Scripture tells us that we need to speak to our generation with clarity. One of the mistakes that we make is that of reducing faithfulness in this to words alone. There are other ways of speaking, and we need to use them all.
Architecture speaks. It is not possible for human beings to live in architectural silence. We are always speaking. If an alien with anthropological interests were to come and walk through our cities, he would be able tell—without speaking to anyone—what was important to us. He would see business in the skyscrapers. He would see commerce in the great shopping malls. He would see entertainment in the stadiums. Where would he see the importance to us of the worship of the Most High God? We are always speaking . . . but what are we saying?
In other eras, and in some other locations, it is quite different. Churches were built first, and they were built centrally. They made a statement with their placement, and with their height, and with their architectural attitude.
Of course, it should go without saying—although it is safe to keep saying it—that the attitude should be that God is great, and is worthy of this statement, not that we are great for worshiping Him in such an admirable fashion. Truly exalted Christian architecture must be humble.
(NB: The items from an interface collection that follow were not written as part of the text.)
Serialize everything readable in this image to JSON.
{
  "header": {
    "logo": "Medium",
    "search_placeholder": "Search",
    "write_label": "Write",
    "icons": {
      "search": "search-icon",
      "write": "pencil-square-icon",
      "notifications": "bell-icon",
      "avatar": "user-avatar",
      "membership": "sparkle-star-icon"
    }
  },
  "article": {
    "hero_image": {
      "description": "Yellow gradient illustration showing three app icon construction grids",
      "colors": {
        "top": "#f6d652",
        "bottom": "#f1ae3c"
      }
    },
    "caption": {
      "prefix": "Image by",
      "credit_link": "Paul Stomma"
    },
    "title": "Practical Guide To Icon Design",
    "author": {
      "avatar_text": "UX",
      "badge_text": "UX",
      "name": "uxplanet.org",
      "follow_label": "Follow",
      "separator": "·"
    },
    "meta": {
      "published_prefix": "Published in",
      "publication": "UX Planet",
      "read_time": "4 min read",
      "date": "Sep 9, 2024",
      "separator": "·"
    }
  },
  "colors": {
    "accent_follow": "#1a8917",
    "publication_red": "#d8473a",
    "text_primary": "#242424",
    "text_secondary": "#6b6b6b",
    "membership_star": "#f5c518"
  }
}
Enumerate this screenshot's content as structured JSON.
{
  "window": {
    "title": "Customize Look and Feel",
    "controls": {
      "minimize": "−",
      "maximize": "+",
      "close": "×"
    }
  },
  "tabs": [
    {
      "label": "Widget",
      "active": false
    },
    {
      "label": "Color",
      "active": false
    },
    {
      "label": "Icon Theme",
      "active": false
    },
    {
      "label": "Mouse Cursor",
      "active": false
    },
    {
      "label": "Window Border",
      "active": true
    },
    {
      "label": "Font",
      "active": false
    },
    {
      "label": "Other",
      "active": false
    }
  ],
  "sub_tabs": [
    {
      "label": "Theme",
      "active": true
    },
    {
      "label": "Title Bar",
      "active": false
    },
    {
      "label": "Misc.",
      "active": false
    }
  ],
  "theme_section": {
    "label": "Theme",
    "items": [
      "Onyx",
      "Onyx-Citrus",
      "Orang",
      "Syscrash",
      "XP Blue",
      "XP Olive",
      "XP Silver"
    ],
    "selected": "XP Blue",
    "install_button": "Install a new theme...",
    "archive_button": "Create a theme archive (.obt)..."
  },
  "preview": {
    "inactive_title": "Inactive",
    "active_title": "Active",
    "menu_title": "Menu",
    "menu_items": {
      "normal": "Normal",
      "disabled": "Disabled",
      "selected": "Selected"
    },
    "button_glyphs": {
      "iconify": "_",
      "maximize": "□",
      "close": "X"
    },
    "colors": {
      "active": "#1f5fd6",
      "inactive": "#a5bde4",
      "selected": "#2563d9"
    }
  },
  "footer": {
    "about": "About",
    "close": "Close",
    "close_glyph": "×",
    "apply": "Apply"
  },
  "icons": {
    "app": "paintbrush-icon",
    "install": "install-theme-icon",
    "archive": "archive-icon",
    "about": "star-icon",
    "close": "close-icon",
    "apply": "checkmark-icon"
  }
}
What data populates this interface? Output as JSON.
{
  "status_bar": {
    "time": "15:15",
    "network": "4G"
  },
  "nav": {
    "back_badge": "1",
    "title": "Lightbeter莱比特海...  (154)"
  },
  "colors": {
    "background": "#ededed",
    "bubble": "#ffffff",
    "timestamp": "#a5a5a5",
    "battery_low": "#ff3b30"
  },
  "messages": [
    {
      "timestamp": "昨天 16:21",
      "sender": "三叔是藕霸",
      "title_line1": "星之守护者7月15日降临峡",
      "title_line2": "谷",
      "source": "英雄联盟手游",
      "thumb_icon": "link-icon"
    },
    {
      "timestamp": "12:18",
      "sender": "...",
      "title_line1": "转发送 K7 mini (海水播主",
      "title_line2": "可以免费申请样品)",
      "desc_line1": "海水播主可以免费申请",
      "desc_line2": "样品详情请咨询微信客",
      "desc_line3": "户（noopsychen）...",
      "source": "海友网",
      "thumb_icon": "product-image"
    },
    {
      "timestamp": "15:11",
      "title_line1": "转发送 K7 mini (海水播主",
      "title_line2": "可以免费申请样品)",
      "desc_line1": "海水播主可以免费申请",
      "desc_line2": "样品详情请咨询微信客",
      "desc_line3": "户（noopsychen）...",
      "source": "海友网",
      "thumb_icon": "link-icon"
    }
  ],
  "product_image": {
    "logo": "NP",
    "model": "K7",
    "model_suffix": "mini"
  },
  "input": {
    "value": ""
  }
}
We say that such a task is hard, and we are very aware of all the obstacles. Yes, there are many obstacles. But when we have the same kind of zeal for the glory of our Father in Heaven as the worldings have for the glory of Mammon, then perhaps we will do something worthwhile. Building their skyscrapers, and their malls, and their stadiums . . . was that easy for them? Or are they more dedicated to the worship of false gods than we are in the worship of the true?
So let the stones cry out.